DESCRIPTION OF THE TASK >>
What is needed is every line of the data that includes the word "tone". Please copy each one.

PROVIDED MATERIAL >>
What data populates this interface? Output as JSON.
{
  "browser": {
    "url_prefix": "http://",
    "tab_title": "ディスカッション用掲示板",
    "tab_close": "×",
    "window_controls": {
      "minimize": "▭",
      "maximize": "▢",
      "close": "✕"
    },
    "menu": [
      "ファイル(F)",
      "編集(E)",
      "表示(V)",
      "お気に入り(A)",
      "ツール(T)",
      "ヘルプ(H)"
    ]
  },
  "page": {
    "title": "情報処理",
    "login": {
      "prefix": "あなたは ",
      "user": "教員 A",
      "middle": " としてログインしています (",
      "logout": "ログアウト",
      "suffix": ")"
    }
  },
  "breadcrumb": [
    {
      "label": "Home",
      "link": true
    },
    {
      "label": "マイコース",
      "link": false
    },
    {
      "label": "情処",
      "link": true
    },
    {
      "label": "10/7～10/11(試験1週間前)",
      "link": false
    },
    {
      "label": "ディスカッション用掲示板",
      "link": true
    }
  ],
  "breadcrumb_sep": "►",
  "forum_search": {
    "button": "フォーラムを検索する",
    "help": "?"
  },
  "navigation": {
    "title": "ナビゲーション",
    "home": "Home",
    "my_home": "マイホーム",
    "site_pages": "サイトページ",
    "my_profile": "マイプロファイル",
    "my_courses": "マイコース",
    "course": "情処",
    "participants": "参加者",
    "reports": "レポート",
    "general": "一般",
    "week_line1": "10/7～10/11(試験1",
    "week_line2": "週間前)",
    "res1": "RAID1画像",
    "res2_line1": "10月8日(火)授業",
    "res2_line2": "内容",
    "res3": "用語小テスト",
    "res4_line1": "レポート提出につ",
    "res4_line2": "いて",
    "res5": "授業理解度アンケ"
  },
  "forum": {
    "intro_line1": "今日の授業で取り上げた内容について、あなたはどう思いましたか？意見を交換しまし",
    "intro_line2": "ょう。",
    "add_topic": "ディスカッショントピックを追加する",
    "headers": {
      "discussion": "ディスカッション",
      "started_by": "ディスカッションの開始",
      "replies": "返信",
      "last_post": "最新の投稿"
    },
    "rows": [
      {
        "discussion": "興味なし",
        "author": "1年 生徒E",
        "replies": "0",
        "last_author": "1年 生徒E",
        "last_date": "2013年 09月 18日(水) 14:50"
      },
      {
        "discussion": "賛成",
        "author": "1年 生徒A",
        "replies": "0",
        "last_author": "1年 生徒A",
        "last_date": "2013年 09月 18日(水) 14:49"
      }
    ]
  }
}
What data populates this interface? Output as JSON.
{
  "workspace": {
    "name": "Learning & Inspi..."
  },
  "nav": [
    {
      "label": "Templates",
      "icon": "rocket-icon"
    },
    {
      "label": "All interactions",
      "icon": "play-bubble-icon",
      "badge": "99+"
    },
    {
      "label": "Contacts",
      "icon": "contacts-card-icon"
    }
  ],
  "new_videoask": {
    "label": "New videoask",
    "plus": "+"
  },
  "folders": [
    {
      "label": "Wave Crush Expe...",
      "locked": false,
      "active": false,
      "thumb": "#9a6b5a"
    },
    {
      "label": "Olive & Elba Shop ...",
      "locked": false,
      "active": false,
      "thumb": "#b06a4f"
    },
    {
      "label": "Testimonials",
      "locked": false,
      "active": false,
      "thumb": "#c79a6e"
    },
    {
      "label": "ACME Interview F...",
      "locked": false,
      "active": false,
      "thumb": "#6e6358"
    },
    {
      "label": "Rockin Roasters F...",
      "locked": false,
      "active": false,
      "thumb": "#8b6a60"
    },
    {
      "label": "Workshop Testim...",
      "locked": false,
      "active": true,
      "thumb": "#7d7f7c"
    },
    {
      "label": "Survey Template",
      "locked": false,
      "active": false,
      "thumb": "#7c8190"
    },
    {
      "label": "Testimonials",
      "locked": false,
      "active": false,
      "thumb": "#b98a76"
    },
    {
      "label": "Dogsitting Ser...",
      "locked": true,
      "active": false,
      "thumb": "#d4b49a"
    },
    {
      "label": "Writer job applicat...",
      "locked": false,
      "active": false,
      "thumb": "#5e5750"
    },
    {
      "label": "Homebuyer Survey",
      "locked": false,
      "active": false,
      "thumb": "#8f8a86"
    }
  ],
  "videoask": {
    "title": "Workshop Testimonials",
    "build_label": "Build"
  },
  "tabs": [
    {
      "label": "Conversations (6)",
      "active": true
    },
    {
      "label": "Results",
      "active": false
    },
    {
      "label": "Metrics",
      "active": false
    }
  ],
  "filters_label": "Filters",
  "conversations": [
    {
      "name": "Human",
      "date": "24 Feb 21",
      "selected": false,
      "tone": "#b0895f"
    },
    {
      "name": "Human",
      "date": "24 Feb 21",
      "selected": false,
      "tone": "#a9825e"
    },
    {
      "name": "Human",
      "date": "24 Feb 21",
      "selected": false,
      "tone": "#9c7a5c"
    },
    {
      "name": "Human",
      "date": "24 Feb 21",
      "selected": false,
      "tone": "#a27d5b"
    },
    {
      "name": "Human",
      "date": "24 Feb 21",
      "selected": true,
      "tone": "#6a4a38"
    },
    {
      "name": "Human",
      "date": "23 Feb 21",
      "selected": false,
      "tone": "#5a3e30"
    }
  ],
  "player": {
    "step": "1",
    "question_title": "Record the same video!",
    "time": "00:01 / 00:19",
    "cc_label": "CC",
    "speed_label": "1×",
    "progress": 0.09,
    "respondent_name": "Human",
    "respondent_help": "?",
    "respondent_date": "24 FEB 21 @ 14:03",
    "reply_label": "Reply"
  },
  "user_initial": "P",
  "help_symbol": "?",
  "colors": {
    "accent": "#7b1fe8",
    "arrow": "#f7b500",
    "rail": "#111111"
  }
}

EXERCISE RESPONSE >>
      "tone": "#b0895f"
      "tone": "#a9825e"
      "tone": "#9c7a5c"
      "tone": "#a27d5b"
      "tone": "#6a4a38"
      "tone": "#5a3e30"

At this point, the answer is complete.